In my mind, there used to be an expectation that the director should know (and often do) all. But to be honest, I found that I’d get stretched thin dealing with budget issues, wrinkles in the calendar or the how the on-set effects team was working out a rig… and to a degree that the storytelling would suffer. I still am involved with all of those things (and always will be), but I do find relief realizing I’m working with an incredible crew of filmmakers and craftsmen, who kick ass at their jobs and whose art I respect. Simply letting them do their jobs, then, frees me up to do mine — part of which is to bug them about their work. So, I probably didn’t lay off long, but it’s a start. Baby steps.

9. Waiting around for boards
Waiting around for boards won’t help more boards to come in, and I’ve never felt so close to the guillotine than when I was just waiting. As soon as I stopped waiting and started producing — shorts, music videos, even video tests and experiments, all of a sudden I was busier than ever. Work certainly begets work, and the more you do the more will come.

10. Writing an article about all the worst mistakes I ever made
Then there was that one. Let’s hope it’s not the last.


Trevor McMahan is a director at Rocket Film. This commercial and film production house has offices in New York and Los Angeles.

Editor Chrissy Rabe joins BlueRock

New York-based creative editorial company BlueRock has added Chrissy Rabe as editor. Prior to joining BlueRock, she worked for Box Motion and Gloss VFX, collaborating with clients such as Nike, Prada, Calvin Klein, Louis Vuitton, Godiva, Harley Davidson, Zara, Gap, Sephora and MAC Cosmetics. Rabe also cut the Lane Bryant This Body campaign for Laird and Partners.

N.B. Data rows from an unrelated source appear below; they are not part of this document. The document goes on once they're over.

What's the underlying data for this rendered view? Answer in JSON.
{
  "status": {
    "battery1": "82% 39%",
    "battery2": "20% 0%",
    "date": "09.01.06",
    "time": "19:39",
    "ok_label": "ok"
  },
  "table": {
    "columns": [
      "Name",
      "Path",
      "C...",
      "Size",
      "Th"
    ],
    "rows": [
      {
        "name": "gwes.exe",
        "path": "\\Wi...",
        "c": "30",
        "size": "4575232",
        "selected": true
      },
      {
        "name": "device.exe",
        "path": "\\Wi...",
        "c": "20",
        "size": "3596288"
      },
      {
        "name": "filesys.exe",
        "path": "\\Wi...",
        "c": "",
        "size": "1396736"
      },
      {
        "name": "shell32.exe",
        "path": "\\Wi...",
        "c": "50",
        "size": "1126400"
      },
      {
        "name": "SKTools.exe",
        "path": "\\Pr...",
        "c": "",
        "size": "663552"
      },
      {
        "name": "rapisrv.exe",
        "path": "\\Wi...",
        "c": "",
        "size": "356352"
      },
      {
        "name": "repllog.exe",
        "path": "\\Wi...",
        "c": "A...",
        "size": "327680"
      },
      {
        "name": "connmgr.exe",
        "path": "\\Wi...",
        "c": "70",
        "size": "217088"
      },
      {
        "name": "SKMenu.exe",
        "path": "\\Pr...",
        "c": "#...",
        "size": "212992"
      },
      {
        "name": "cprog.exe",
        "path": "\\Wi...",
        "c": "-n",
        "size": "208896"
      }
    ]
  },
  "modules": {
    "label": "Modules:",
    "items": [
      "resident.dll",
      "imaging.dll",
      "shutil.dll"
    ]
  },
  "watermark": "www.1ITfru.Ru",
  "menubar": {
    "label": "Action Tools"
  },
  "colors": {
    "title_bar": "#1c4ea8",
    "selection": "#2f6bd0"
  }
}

A Texas native, Rabe started in the business as a model at age 14. From there she went on to become a producer and photography manager before finding her way to editing. She says that modeling taught her “to not take things too personally” and how to work with a variety of personalities. As a producer and photography manager, Rabe learned to be extremely organized. “I would scour through thousands of photos to make selects to send onto the client,” she says, “which was ideal training for my future as an editor.”

“Chrissy’s unique style is reflected in the way she creates, allowing the viewer to feel pure emotional reactions while watching her pieces,” says BlueRock executive producer/managing director Courtney Ryan Law. “She is able to seamlessly blend genres, knowing just how to achieve the perfect shot at the perfect moment. That’s the beauty of her editing, and what makes her such a valuable addition to our roster.”